[Web page and app entries]
----------

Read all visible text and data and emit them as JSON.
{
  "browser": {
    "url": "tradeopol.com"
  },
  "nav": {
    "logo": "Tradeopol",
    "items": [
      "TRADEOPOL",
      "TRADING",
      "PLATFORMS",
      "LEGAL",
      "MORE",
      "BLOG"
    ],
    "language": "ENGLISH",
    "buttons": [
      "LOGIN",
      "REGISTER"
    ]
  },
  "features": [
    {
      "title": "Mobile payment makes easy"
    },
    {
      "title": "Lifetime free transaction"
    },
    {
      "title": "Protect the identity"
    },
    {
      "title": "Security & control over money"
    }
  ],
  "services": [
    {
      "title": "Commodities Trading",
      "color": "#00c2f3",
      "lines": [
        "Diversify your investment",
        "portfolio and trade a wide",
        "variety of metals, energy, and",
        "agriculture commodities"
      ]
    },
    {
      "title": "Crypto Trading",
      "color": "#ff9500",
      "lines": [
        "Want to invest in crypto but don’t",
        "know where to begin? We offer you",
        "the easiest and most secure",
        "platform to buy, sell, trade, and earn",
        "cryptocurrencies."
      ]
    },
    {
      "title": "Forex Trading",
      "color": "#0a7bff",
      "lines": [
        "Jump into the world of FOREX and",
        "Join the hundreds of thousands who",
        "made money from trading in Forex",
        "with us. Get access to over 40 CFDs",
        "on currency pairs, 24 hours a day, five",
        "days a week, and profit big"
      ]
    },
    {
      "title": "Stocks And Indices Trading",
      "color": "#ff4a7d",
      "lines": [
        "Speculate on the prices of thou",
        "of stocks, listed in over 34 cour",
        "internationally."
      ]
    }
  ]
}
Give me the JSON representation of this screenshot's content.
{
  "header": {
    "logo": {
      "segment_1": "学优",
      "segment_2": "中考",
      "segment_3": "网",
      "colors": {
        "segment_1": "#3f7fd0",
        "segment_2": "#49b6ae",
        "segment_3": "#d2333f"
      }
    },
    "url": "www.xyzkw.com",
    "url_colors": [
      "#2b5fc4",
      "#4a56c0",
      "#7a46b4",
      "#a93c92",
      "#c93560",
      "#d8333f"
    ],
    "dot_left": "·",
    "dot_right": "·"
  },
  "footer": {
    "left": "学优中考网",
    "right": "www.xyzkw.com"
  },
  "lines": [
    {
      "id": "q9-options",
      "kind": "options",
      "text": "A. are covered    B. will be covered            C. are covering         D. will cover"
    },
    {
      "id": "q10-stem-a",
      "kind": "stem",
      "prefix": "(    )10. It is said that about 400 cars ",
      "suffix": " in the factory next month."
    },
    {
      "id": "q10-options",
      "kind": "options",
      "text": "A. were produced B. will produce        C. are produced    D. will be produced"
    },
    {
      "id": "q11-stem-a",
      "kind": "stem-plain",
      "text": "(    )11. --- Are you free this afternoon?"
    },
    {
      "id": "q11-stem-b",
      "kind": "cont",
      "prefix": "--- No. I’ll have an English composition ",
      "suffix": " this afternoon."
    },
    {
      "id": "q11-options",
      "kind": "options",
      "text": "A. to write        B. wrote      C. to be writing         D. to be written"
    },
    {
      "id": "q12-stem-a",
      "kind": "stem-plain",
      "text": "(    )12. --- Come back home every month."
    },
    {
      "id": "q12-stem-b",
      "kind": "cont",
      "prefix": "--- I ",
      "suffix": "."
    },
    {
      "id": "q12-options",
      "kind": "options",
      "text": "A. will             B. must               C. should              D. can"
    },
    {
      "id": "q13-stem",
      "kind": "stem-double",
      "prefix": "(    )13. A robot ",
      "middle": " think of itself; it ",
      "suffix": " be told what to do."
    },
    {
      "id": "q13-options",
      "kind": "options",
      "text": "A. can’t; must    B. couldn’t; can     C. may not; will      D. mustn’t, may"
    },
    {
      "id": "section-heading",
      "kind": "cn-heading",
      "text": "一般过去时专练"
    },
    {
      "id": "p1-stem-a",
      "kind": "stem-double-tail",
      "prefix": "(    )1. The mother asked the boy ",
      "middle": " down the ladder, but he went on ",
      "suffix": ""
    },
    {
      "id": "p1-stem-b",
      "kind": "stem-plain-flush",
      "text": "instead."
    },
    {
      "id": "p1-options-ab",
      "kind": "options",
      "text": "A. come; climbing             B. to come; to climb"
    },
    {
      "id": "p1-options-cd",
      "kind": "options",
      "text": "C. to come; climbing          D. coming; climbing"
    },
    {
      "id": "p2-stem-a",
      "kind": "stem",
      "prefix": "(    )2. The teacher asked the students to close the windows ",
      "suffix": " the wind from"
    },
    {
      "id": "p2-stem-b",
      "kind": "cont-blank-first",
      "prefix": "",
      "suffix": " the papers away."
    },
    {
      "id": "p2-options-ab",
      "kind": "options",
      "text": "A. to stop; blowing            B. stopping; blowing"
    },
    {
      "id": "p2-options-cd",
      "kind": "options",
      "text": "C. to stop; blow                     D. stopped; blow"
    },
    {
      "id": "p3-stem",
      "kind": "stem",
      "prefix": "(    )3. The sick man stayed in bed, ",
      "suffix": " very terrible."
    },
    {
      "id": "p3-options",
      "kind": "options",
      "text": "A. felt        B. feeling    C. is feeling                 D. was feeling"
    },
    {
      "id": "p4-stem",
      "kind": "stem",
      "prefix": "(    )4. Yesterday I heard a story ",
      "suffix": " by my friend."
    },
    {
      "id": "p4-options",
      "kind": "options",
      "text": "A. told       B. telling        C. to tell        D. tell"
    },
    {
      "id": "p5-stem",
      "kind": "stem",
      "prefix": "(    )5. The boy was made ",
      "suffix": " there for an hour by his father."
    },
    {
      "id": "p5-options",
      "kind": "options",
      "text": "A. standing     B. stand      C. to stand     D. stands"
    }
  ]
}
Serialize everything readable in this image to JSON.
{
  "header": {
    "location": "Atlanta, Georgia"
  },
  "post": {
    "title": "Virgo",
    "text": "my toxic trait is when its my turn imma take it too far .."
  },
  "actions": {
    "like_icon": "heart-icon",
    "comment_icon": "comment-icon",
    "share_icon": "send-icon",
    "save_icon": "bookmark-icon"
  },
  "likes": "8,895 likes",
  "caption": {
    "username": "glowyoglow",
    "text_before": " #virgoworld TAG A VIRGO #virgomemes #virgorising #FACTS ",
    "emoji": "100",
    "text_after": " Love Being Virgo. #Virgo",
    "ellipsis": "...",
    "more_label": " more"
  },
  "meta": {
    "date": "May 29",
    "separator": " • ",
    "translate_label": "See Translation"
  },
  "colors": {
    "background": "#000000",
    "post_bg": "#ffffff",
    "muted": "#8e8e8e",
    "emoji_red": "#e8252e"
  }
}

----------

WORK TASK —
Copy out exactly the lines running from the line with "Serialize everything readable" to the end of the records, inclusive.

COMPLETED EXERCISE —
Serialize everything readable in this image to JSON.
{
  "header": {
    "location": "Atlanta, Georgia"
  },
  "post": {
    "title": "Virgo",
    "text": "my toxic trait is when its my turn imma take it too far .."
  },
  "actions": {
    "like_icon": "heart-icon",
    "comment_icon": "comment-icon",
    "share_icon": "send-icon",
    "save_icon": "bookmark-icon"
  },
  "likes": "8,895 likes",
  "caption": {
    "username": "glowyoglow",
    "text_before": " #virgoworld TAG A VIRGO #virgomemes #virgorising #FACTS ",
    "emoji": "100",
    "text_after": " Love Being Virgo. #Virgo",
    "ellipsis": "...",
    "more_label": " more"
  },
  "meta": {
    "date": "May 29",
    "separator": " • ",
    "translate_label": "See Translation"
  },
  "colors": {
    "background": "#000000",
    "post_bg": "#ffffff",
    "muted": "#8e8e8e",
    "emoji_red": "#e8252e"
  }
}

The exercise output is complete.